These studies also indicate that the minority groups, especially women and the blacks, have accessed employment even in industries that were initially thought to be a “no go zone” for them.
For example, black people have equal opportunities to work in research institutions, institutions of higher education, the military, police, aviation and others. Equally, women have equal opportunities to seek employment in security and high risk jobs.
Nevertheless, several studies have portrayed the negative side of affirmative action or failures of certain programs or initiatives. The education system, for instance, is the most controversial industry when analyzing the negative outcomes of affirmative action.
Noteworthy, university and college admissions have strictly followed a number of guidelines that seek to implement affirmative action as much as possible.
While this gives the minority groups an equal chance to join the best and prestigious institutions of higher learning, it equally reduces the integrity of education, causes wastage of resources and denial of opportunities.
Some members of the majority groups are unable to join such institutions just because their places have been taken by less capable students from the minority groups (Crawford, 2005).
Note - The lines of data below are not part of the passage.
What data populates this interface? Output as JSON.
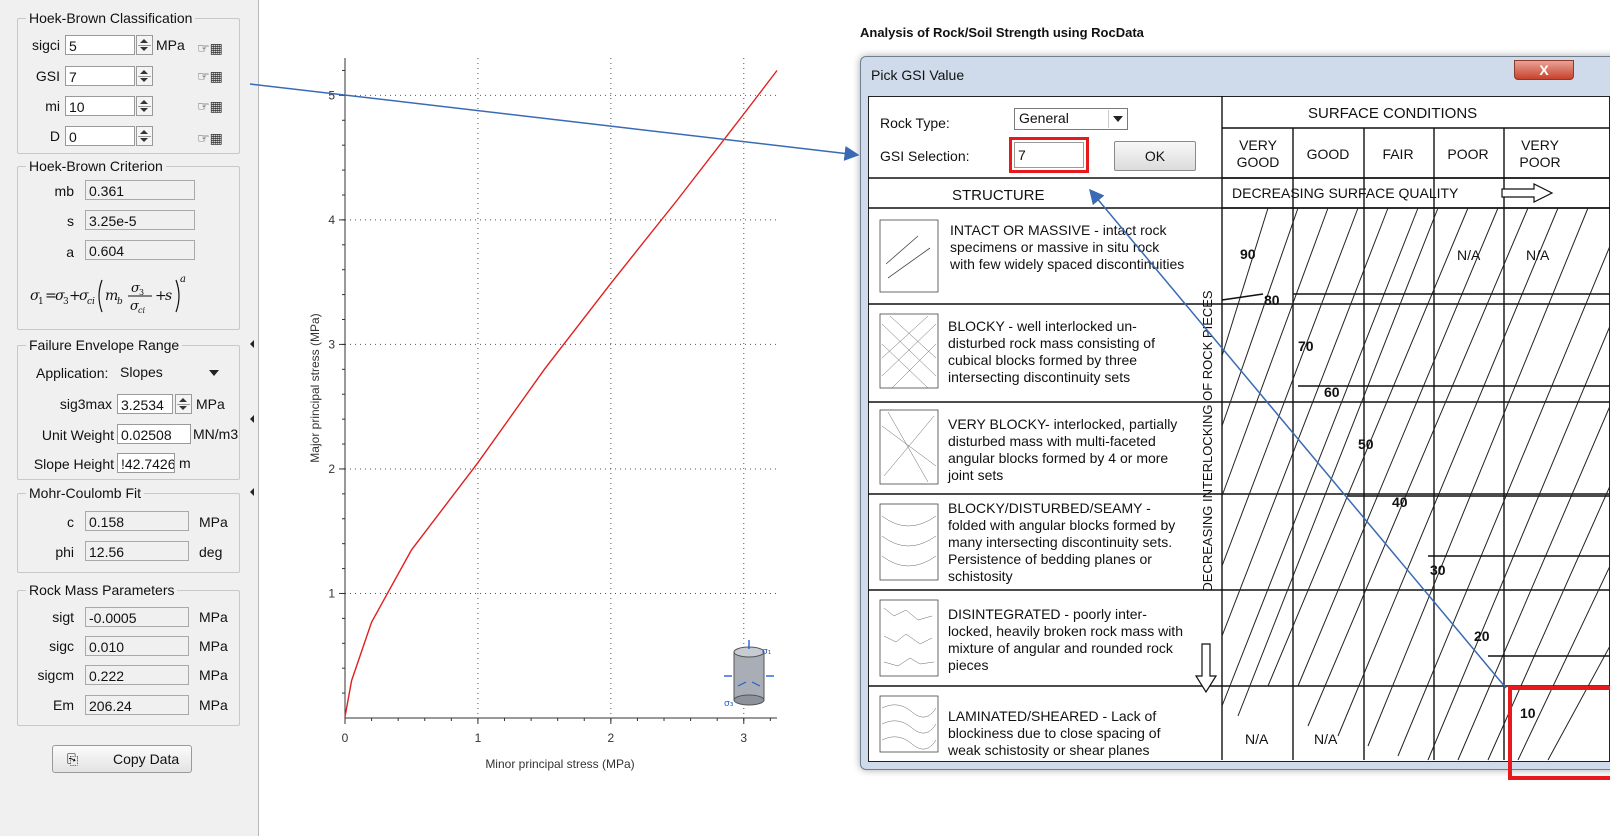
{
  "hoek_brown_classification": {
    "title": "Hoek-Brown Classification",
    "sigci_label": "sigci",
    "sigci_value": "5",
    "sigci_unit": "MPa",
    "gsi_label": "GSI",
    "gsi_value": "7",
    "mi_label": "mi",
    "mi_value": "10",
    "d_label": "D",
    "d_value": "0"
  },
  "hoek_brown_criterion": {
    "title": "Hoek-Brown Criterion",
    "mb_label": "mb",
    "mb_value": "0.361",
    "s_label": "s",
    "s_value": "3.25e-5",
    "a_label": "a",
    "a_value": "0.604"
  },
  "failure_envelope": {
    "title": "Failure Envelope Range",
    "application_label": "Application:",
    "application_value": "Slopes",
    "sig3max_label": "sig3max",
    "sig3max_value": "3.2534",
    "sig3max_unit": "MPa",
    "unit_weight_label": "Unit Weight",
    "unit_weight_value": "0.02508",
    "unit_weight_unit": "MN/m3",
    "slope_height_label": "Slope Height",
    "slope_height_value": "!42.7426",
    "slope_height_unit": "m"
  },
  "mohr_coulomb": {
    "title": "Mohr-Coulomb Fit",
    "c_label": "c",
    "c_value": "0.158",
    "c_unit": "MPa",
    "phi_label": "phi",
    "phi_value": "12.56",
    "phi_unit": "deg"
  },
  "rock_mass": {
    "title": "Rock Mass Parameters",
    "sigt_label": "sigt",
    "sigt_value": "-0.0005",
    "sigt_unit": "MPa",
    "sigc_label": "sigc",
    "sigc_value": "0.010",
    "sigc_unit": "MPa",
    "sigcm_label": "sigcm",
    "sigcm_value": "0.222",
    "sigcm_unit": "MPa",
    "em_label": "Em",
    "em_value": "206.24",
    "em_unit": "MPa"
  },
  "copy_data_label": "Copy Data",
  "chart_data": {
    "type": "line",
    "xlabel": "Minor principal stress (MPa)",
    "ylabel": "Major principal stress (MPa)",
    "xlim": [
      0,
      3.25
    ],
    "ylim": [
      0,
      5.3
    ],
    "x_ticks": [
      "0",
      "1",
      "2",
      "3"
    ],
    "y_ticks": [
      "1",
      "2",
      "3",
      "4",
      "5"
    ],
    "grid": "dotted",
    "series": [
      {
        "x": [
          0,
          0.05,
          0.2,
          0.5,
          1.0,
          1.5,
          2.0,
          2.5,
          3.0,
          3.25
        ],
        "y": [
          0.01,
          0.3,
          0.77,
          1.35,
          2.05,
          2.8,
          3.49,
          4.16,
          4.85,
          5.2
        ]
      }
    ],
    "line_color": "#e02020"
  },
  "page_caption": "Analysis of Rock/Soil Strength using RocData",
  "dialog": {
    "title": "Pick GSI Value",
    "close_label": "X",
    "rock_type_label": "Rock Type:",
    "rock_type_value": "General",
    "gsi_selection_label": "GSI Selection:",
    "gsi_selection_value": "7",
    "ok_label": "OK",
    "surface_conditions": "SURFACE CONDITIONS",
    "columns": [
      "VERY GOOD",
      "GOOD",
      "FAIR",
      "POOR",
      "VERY POOR"
    ],
    "structure_header": "STRUCTURE",
    "decreasing_surface": "DECREASING SURFACE QUALITY",
    "decreasing_interlocking": "DECREASING INTERLOCKING OF ROCK PIECES",
    "structures": [
      "INTACT OR MASSIVE - intact rock specimens or massive in situ rock with few widely spaced discontinuities",
      "BLOCKY - well interlocked un-disturbed rock mass consisting of cubical blocks formed by three intersecting discontinuity sets",
      "VERY BLOCKY- interlocked, partially disturbed mass with multi-faceted angular blocks formed by 4 or more joint sets",
      "BLOCKY/DISTURBED/SEAMY - folded with angular blocks formed by many intersecting discontinuity sets. Persistence of bedding planes or schistosity",
      "DISINTEGRATED - poorly inter-locked, heavily broken rock mass with mixture of angular and rounded rock pieces",
      "LAMINATED/SHEARED - Lack of blockiness due to close spacing of weak schistosity or shear planes"
    ],
    "gsi_labels": [
      "90",
      "80",
      "70",
      "60",
      "50",
      "40",
      "30",
      "20",
      "10"
    ],
    "na_label": "N/A"
  },
  "colors": {
    "highlight": "#e8191c",
    "annotation_arrow": "#3a6ab4",
    "curve": "#e02020"
  }
}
A 2012 report by CNN is a good example of some recent surveys that provide evidence of the problems associated with affirmative action within the modern context.
The report indicates that the affirmative action programs used in university and college admission in the country tend to “undermine the same goals and objectives they are meant for (Sander & Taylor, 2013).
It reports that students find themselves in a different and unfriendly environment, which often affects their educational outcomes.
For example, a student who would do extremely well at a state university is recruited to a member of the Ivy League, which makes him or her marginalized because he or she cannot cope with the educational demands in these institutions (Crawford, 2005).
On the other hand, a student who would do excellent at Harvard or Stanford is recruited away to a state university or college, undermining his or her capabilities just because he or she is a member of a majority group.
To justify the claim, the CNN report shows how some students from the minority groups are recruited into science and technology universities such as Stanford, MIT and Harvard but finds themselves in a group of students they cannot compete with (Sander & Taylor, 2013).
They tend to feel socially and academically isolated and develop low self esteem, which affects their achievements. Other studies indicate that such students tend to abandon these courses for “more fitting subjects”.
In this manner, the institutions loose the best brains (the students who lose their chances just because they are from the majority groups) and waste their resources (Hird, Reese & Shilvock, 2008).
These reports are mere examples of numerous studies that have provided evidence of the negative impacts of affirmative action (Crawford, 2005). The problems highlighted in these studies tend to indicate the need for changes in affirmative action programs in almost all industries.
In the education system, for instance, it is necessary to locate admissions based on the student aspirations and academic strength besides racial, gender and ethnic classifications (Hird, Reese & Shilvock, 2008).
A student from the minority group with strong capabilities to take courses in social sciences or business should not be forced to join Ivy League institutions or STEM.
The opportunity to join a state university should therefore be provided and based on the need to balance the racial representation at that institution (Hird, Reese & Shilvock, 2008).
Secondly, the increase in the number of black and Hispanic people in the middle income class as well as the increase in the population of the blacks means that such groups are no longer “the minorities”.
Therefore, the conventional method of selection of students and employees should be reconsidered. For example, new affirmative action should be based on the gap between the rich and the poor, regardless of their color or origin.
In this way, affirmative action will be maintained but with effective changes to make sure it fits the modern social and economic realities.
Crawford, C. (2005). Racial Promotion Through Racial Exclusion. Society, 37(5), 37-43.
Dubnick, D., & Gitelson, A. (2009). American Government Sixth Edition. New York: Houghton Mifflin Company.
Dye, T. R. (2005). Understanding Public Policy. Pearson Education: New Jersey.
Hird, J. A., Reese, M., & Shilvock, M. (2008). Controversies in American Public Policy. Thomson/Wadsworth: Belmont.
Sander, R., & Taylor, S. (2013). Keep affirmative action but reform it. The CNN. Web.
Wu, F. H. (2010). Op-Ed: Why Affirmative Action is Necessary. Web.